Ironically, for quite some time, this colleague and I have been discussing the nature of innovation, especially innovation in schools, and we agree that habits of questioning, experimenting, sharing/networking, and practicing are essential, necessary, iterative components to innovation. Among other purposes, I see my blog as a means to raise questions, experiment with ideas, practice ideation, and share/network with other educational thinkers and doers. During my brief blogging history, I have experienced periods of rapid ideation, and I have experienced periods of slump…frozen-fingers-on-the-keyboard. I imagine a frequency diagram of my blogging would be fairly sinusoidal, with some moments of high frequency and some moments of low frequency. So, maybe I do have some responsibility to monitor more carefully the idea-rich moments and my desire to share. I wonder what his responsibility is to develop a comfortable method for tracking the blogs that she likes to follow.
On another line-of-flight thought, I really like daily blogs like the 3six5 and edu180atl, but these daily collectives restrict their authors to a certain number of words in each post. And I really like the concept and practice of 50-word mini-sagas, too. Hmmm….

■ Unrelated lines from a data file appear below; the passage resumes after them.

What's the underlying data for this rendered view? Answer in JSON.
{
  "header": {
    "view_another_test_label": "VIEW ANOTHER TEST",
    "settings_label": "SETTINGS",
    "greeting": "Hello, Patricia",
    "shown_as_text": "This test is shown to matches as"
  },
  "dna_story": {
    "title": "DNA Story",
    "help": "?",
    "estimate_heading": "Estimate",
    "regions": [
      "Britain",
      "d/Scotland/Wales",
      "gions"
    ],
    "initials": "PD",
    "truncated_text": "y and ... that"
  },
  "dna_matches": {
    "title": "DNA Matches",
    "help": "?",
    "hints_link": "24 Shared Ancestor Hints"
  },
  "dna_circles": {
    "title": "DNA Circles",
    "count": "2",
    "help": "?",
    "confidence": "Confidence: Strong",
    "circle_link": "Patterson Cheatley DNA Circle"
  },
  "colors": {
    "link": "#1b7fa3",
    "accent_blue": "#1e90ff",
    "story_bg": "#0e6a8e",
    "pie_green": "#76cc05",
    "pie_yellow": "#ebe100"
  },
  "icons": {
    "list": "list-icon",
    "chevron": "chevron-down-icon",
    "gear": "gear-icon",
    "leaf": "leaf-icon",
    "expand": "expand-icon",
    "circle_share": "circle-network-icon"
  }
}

As I have continued to ruminate on my colleague’s comment, my love of short dailies, and my appreciation for a well-turned mini-saga, I have made myself more aware of others’ blogging practices, especially one blogger that I hope to emulate – Seth Godin. Particularly since the collegial comment last week, I have paid even more attention to the fact that Seth Godin blogs almost everyday, and he packs a lot of punch into brief, concise packages of posts.
So, in the spirit of learning out loud and learning in public, I have issued myself a learning challenge. I am going to try to synthesize a few of the contemplations summarized above, and I will attempt to do the following – I will post 60 ideas for educational change in the form of “what if” questions, I will do so for 60 days straight, and I will constrain my posts to around 60 words each (and maybe an image, an embedded TED talk, etc.).
I am thinking that I might set 60 drafts to autopost at a certain time each day. As I find a few minutes, I will enliven the template with an idea each day. Each post will start with the title, “CHANGEd: What if…60-60-60 #X.” I plan to insert at the beginning of each post the logo that I designed for fun this morning. And I’ll add a new category to house just these 60 posts. More scaffolding may evolve along the way, but that’s my basic framework for now.
I imagine that I will strike out and fail miserably on a few days. I hope that I will hit a few homeruns in 60 days and 60 attempts. What I know for sure – I will learn from the experiment. I dream of helping others to learn and inspiring others to do. After the 60 days, I cannot wait to revisit with my admired and respected colleague – we’ll have so much to talk about.
See you tomorrow for “CHANGEd: What if…60-60-60 #1.” It’s already in the hopper!